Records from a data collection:

++++

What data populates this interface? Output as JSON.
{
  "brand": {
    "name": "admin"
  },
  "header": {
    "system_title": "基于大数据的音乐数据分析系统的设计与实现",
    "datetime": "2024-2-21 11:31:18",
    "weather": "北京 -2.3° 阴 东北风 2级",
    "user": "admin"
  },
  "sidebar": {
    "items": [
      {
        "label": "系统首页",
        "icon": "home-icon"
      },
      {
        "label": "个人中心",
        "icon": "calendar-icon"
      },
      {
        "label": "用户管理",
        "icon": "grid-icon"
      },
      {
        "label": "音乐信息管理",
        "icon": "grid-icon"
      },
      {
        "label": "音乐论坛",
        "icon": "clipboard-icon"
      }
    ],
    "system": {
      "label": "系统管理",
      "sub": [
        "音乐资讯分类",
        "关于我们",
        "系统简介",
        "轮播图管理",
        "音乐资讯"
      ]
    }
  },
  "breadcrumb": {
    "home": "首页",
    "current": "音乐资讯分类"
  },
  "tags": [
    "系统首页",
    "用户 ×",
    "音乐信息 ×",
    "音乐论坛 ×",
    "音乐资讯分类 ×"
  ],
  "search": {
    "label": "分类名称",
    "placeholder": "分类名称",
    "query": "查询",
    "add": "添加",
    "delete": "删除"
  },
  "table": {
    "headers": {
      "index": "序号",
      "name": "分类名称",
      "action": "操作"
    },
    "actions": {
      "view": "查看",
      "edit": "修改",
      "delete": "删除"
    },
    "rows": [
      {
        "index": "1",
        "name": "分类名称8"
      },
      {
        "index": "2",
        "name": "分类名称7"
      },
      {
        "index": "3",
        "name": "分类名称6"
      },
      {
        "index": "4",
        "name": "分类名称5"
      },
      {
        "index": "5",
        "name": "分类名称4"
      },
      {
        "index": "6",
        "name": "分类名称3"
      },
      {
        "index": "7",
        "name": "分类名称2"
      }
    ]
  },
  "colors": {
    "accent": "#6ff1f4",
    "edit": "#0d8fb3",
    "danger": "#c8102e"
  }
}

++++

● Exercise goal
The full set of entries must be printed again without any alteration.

● Response below
What data populates this interface? Output as JSON.
{
  "brand": {
    "name": "admin"
  },
  "header": {
    "system_title": "基于大数据的音乐数据分析系统的设计与实现",
    "datetime": "2024-2-21 11:31:18",
    "weather": "北京 -2.3° 阴 东北风 2级",
    "user": "admin"
  },
  "sidebar": {
    "items": [
      {
        "label": "系统首页",
        "icon": "home-icon"
      },
      {
        "label": "个人中心",
        "icon": "calendar-icon"
      },
      {
        "label": "用户管理",
        "icon": "grid-icon"
      },
      {
        "label": "音乐信息管理",
        "icon": "grid-icon"
      },
      {
        "label": "音乐论坛",
        "icon": "clipboard-icon"
      }
    ],
    "system": {
      "label": "系统管理",
      "sub": [
        "音乐资讯分类",
        "关于我们",
        "系统简介",
        "轮播图管理",
        "音乐资讯"
      ]
    }
  },
  "breadcrumb": {
    "home": "首页",
    "current": "音乐资讯分类"
  },
  "tags": [
    "系统首页",
    "用户 ×",
    "音乐信息 ×",
    "音乐论坛 ×",
    "音乐资讯分类 ×"
  ],
  "search": {
    "label": "分类名称",
    "placeholder": "分类名称",
    "query": "查询",
    "add": "添加",
    "delete": "删除"
  },
  "table": {
    "headers": {
      "index": "序号",
      "name": "分类名称",
      "action": "操作"
    },
    "actions": {
      "view": "查看",
      "edit": "修改",
      "delete": "删除"
    },
    "rows": [
      {
        "index": "1",
        "name": "分类名称8"
      },
      {
        "index": "2",
        "name": "分类名称7"
      },
      {
        "index": "3",
        "name": "分类名称6"
      },
      {
        "index": "4",
        "name": "分类名称5"
      },
      {
        "index": "5",
        "name": "分类名称4"
      },
      {
        "index": "6",
        "name": "分类名称3"
      },
      {
        "index": "7",
        "name": "分类名称2"
      }
    ]
  },
  "colors": {
    "accent": "#6ff1f4",
    "edit": "#0d8fb3",
    "danger": "#c8102e"
  }
}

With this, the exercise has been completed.